How Saving Instead Of Borrowing Boosts A Pension

Retirement savers are more concerned with repaying debt or covering day to day living costs than increasing their pension contributions.

Almost two-thirds say they would ease their financial stress if they had some extra cash rather than put the money into a pension.

Less than a fifth facing a struggle to keep on top of their bills would increase their pension savings, according to a survey of financial advisers by financial firm Royal London.

The company asked 150 financial advisers about the financial challenges facing their clients.

The result revealed just over a third agreed their finances were so tight they could barely meet day to day expenses even though almost nine out of 10 knew they should be saving more for their retirement.

Feeling the squeeze

Half also said that they would prefer to save into an ISA as the money was more easily accessible, while a third would opt for a pension.

Fiona Tait, Pensions Specialist at Royal London, said: “While our findings show that many people are feeling the squeeze, it is good news that advisers think their clients are engaged with retirement savings. Even if people can’t afford to save more now, it is possible to create a definite plan of action to save more in the future when their income increases or outgoings are reduced.

“For many the level of saving into pensions is well below the level it should be for them to achieve a realistic income for the lifestyle they imagine when they choose to retire. 35-44 year olds are particularly vulnerable, as they are less likely to have a direct benefit pension to fall back on.”

Diverting money to a pension

Tait explained how spending less on borrowing and more on savings could affect retirement income.

On average, those with short-term financial commitments pay an average £200 – £299 a month for two to three years. If they paid £100 into a pension until they decided to retire, they could add nearly £40,000 to their fund.

Those with long term personal borrowings, such as loans or credit cards expect to pay these off within four years. If they paid between £100 and £199 into a pension, the fund would be worth an extra £18,600 on retirement.

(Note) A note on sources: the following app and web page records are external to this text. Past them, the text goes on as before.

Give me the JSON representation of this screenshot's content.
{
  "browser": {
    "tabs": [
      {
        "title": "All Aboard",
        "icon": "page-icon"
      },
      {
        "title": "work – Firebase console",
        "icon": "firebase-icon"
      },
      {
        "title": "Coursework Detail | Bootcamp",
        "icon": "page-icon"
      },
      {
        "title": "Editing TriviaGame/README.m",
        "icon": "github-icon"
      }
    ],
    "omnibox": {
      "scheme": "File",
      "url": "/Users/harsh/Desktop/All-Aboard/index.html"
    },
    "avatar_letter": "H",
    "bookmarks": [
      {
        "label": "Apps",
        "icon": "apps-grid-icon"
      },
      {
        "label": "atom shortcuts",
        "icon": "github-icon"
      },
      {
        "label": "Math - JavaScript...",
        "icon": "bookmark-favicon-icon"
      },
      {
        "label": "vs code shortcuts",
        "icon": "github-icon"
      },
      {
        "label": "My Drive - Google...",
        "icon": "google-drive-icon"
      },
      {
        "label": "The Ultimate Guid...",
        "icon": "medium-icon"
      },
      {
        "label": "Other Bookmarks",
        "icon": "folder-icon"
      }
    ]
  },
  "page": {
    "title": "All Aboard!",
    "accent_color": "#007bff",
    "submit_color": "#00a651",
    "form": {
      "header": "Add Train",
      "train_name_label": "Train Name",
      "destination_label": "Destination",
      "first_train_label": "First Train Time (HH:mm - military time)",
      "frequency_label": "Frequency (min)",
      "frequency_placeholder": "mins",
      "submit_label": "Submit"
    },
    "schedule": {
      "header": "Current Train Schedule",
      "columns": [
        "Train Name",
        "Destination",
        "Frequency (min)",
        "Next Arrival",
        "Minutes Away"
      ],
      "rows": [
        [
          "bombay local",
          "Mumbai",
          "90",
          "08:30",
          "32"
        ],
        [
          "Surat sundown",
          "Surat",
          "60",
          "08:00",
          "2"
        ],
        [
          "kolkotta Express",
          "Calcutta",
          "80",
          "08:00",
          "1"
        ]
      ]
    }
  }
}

Home buyers expect their mortgage to be paid off within the next 20 years. This could free up around five years of payments, which on average are £500-£599 a month, boosting their pension by £20,000.